EU proposes scrapping most checks on goods going from GB to N Ireland


The EU is proposing to sweep away most checks on goods crossing from Great Britain to Northern Ireland in a bid to ensure smoother trade within the UK and end a protracted post-Brexit dispute with London.

But EU Brexit chief, Maros Sefcovic, warned that the “far-reaching” offer to cut around 80 per cent of checks on animal and plant-based products and half the customs paperwork was the final chance to solve the problem.

“There will be no other package. This is it,” he told the Financial Times. He said the proposals went “pretty far” to meet UK concerns but he was willing to negotiate within the framework he had set out.

The European Commission’s proposal come in response to UK demands for a radical rewriting of the Northern Ireland protocol, the part of the UK’s EU withdrawal agreement designed to avoid a return of a hard border on the island of Ireland.

London has warned that the protocol is not sustainable in its current form because of the extent to which trade was being impeded.

Sefcovic acknowledged that the protocol had caused disruption in the region. He produced four papers addressing areas of concern to businesses and unionist politicians: sanitary and phytosanitary controls; customs; medicines; and democratic participation.

Trucks supplying retailers could head through “express lanes” at ports which would exempt them from inspections, provided the goods were intended for sale in Northern Ireland and labelled as such. A lorry with 100 different food products would only need one certificate, instead of 100 as now.

Businesses importing products of animal origin such as eggs and cheese would also be freed from form-filling and a ban on chilled meats, such as sausages and ham, would end.

On customs, importers would only need to provide basic information about products at low risk of entering the Republic and, therefore, the EU’s borderless single market.

The EU will also legislate to allow medicines from Great Britain to enter Northern Ireland.

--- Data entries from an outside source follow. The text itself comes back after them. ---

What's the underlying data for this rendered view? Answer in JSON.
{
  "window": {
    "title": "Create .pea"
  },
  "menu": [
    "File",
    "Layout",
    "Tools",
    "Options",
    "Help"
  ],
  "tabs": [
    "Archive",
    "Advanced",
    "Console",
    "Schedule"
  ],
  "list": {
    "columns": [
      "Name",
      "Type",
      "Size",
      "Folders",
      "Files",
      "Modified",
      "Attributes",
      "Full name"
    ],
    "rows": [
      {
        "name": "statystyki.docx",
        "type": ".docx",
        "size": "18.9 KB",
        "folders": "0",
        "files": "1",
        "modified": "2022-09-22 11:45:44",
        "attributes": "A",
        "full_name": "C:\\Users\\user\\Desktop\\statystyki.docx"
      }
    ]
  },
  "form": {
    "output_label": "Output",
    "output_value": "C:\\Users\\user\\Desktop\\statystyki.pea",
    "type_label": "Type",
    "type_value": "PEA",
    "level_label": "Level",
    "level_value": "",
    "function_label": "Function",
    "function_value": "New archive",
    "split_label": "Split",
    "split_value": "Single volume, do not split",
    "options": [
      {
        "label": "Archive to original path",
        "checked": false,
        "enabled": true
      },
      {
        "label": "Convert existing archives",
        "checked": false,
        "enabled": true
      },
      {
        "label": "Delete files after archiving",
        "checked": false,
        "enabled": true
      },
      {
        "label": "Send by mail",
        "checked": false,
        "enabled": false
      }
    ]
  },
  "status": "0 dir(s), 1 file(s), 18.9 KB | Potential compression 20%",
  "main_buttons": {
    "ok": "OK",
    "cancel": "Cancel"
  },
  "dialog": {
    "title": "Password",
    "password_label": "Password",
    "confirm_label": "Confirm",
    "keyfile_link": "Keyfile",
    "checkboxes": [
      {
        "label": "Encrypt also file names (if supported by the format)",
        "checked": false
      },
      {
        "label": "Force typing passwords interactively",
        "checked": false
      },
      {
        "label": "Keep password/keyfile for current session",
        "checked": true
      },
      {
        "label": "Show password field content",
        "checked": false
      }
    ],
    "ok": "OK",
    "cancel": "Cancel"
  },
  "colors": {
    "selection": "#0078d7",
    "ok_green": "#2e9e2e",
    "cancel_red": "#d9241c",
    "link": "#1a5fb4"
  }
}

However, Brussels remains wary that the region could provide a back door into the single market for produce that would normally pay tariffs or be banned. London has signed a trade deal with Australia, where food standards differ from those in the EU.

So it is demanding that London collaborates with tighter controls over the origin of food and labelling.

Sefcovic said some checks were necessary because the UK wanted to diverge from the rules of the single market, while Northern Ireland remained within it to avoid a hard border with the Republic.

He also said Brussels did not yet have access to UK databases on all goods movements to Northern Ireland in real time, as the protocol requires. Nor had the UK set up border posts as promised. Sefcovic said it was time for the UK to implement what it had signed up to.

He dismissed UK Brexit minister Lord David Frost’s demand that a joint arbitration panel should replace the European Court of Justice as the arbiter of disputes over the protocol. Without ECJ oversight, Northern Ireland could not remain in the single market, he said.

Some British officials wonder whether the demand can be traded for other concessions from Brussels.

They were buoyed by the EU’s shift in stance but wanted clarity on just how broad the implementation of changes would be, and how many goods would be affected, describing it as a “best effort” but still unclearly defined.

And many believe that despite Brussels’ offer, UK prime minister Boris Johnson will deliver on his threat to activate Article 16 of the protocol to suspend some of its provisions given the gulf that remains between the two sides’ red lines.

Over the last 24 hours, Johnson’s “good faith” in signing the original Northern Ireland protocol in 2019 has been called into doubt by Dominic Cummings, his former chief adviser, who said the plan had always been to dump the agreement after a general election.

Sefcovic expects to meet Frost on Friday in Brussels to begin intensive talks and aims to strike a deal by the end of the year.

The Northern Ireland Business Brexit Working Group said the proposals went “some way” towards solving supply problems but it would “reserve judgment until we have seen both legal and technical texts”.